Reproduce the records below word for word.

** Opening EXERCISE DATA block **

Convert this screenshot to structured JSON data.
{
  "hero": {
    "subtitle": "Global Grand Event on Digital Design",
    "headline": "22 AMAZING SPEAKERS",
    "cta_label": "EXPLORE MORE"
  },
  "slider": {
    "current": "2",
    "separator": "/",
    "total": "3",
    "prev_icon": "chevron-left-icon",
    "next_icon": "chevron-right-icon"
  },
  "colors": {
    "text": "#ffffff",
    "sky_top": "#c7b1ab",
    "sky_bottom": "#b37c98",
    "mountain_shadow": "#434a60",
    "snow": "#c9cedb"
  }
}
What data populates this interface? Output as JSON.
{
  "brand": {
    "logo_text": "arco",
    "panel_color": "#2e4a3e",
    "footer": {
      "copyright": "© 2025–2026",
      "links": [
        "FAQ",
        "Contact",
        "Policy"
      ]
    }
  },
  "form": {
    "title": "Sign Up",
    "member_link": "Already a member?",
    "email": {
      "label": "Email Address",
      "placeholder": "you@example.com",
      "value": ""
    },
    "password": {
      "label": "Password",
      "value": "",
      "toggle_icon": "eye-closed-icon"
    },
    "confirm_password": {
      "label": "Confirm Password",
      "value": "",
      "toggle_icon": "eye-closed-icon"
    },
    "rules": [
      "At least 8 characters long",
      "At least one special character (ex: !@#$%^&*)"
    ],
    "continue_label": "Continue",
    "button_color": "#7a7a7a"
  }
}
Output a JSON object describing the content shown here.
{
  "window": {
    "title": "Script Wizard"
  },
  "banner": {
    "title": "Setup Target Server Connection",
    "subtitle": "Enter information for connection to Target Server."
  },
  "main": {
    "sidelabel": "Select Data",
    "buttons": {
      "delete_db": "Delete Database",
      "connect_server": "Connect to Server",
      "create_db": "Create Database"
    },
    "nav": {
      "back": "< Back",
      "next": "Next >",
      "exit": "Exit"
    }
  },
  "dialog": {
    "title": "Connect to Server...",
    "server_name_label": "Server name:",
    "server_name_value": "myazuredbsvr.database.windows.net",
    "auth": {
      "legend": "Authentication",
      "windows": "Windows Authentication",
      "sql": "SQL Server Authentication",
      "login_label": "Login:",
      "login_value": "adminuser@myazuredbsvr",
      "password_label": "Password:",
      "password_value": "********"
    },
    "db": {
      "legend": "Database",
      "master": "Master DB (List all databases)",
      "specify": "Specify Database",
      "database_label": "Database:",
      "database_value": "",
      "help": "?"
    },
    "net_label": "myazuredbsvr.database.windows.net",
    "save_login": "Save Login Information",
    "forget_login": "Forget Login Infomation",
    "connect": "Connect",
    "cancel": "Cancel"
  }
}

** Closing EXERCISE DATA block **

RESULT OF THIS EXERCISE:
Convert this screenshot to structured JSON data.
{
  "hero": {
    "subtitle": "Global Grand Event on Digital Design",
    "headline": "22 AMAZING SPEAKERS",
    "cta_label": "EXPLORE MORE"
  },
  "slider": {
    "current": "2",
    "separator": "/",
    "total": "3",
    "prev_icon": "chevron-left-icon",
    "next_icon": "chevron-right-icon"
  },
  "colors": {
    "text": "#ffffff",
    "sky_top": "#c7b1ab",
    "sky_bottom": "#b37c98",
    "mountain_shadow": "#434a60",
    "snow": "#c9cedb"
  }
}
What data populates this interface? Output as JSON.
{
  "brand": {
    "logo_text": "arco",
    "panel_color": "#2e4a3e",
    "footer": {
      "copyright": "© 2025–2026",
      "links": [
        "FAQ",
        "Contact",
        "Policy"
      ]
    }
  },
  "form": {
    "title": "Sign Up",
    "member_link": "Already a member?",
    "email": {
      "label": "Email Address",
      "placeholder": "you@example.com",
      "value": ""
    },
    "password": {
      "label": "Password",
      "value": "",
      "toggle_icon": "eye-closed-icon"
    },
    "confirm_password": {
      "label": "Confirm Password",
      "value": "",
      "toggle_icon": "eye-closed-icon"
    },
    "rules": [
      "At least 8 characters long",
      "At least one special character (ex: !@#$%^&*)"
    ],
    "continue_label": "Continue",
    "button_color": "#7a7a7a"
  }
}
Output a JSON object describing the content shown here.
{
  "window": {
    "title": "Script Wizard"
  },
  "banner": {
    "title": "Setup Target Server Connection",
    "subtitle": "Enter information for connection to Target Server."
  },
  "main": {
    "sidelabel": "Select Data",
    "buttons": {
      "delete_db": "Delete Database",
      "connect_server": "Connect to Server",
      "create_db": "Create Database"
    },
    "nav": {
      "back": "< Back",
      "next": "Next >",
      "exit": "Exit"
    }
  },
  "dialog": {
    "title": "Connect to Server...",
    "server_name_label": "Server name:",
    "server_name_value": "myazuredbsvr.database.windows.net",
    "auth": {
      "legend": "Authentication",
      "windows": "Windows Authentication",
      "sql": "SQL Server Authentication",
      "login_label": "Login:",
      "login_value": "adminuser@myazuredbsvr",
      "password_label": "Password:",
      "password_value": "********"
    },
    "db": {
      "legend": "Database",
      "master": "Master DB (List all databases)",
      "specify": "Specify Database",
      "database_label": "Database:",
      "database_value": "",
      "help": "?"
    },
    "net_label": "myazuredbsvr.database.windows.net",
    "save_login": "Save Login Information",
    "forget_login": "Forget Login Infomation",
    "connect": "Connect",
    "cancel": "Cancel"
  }
}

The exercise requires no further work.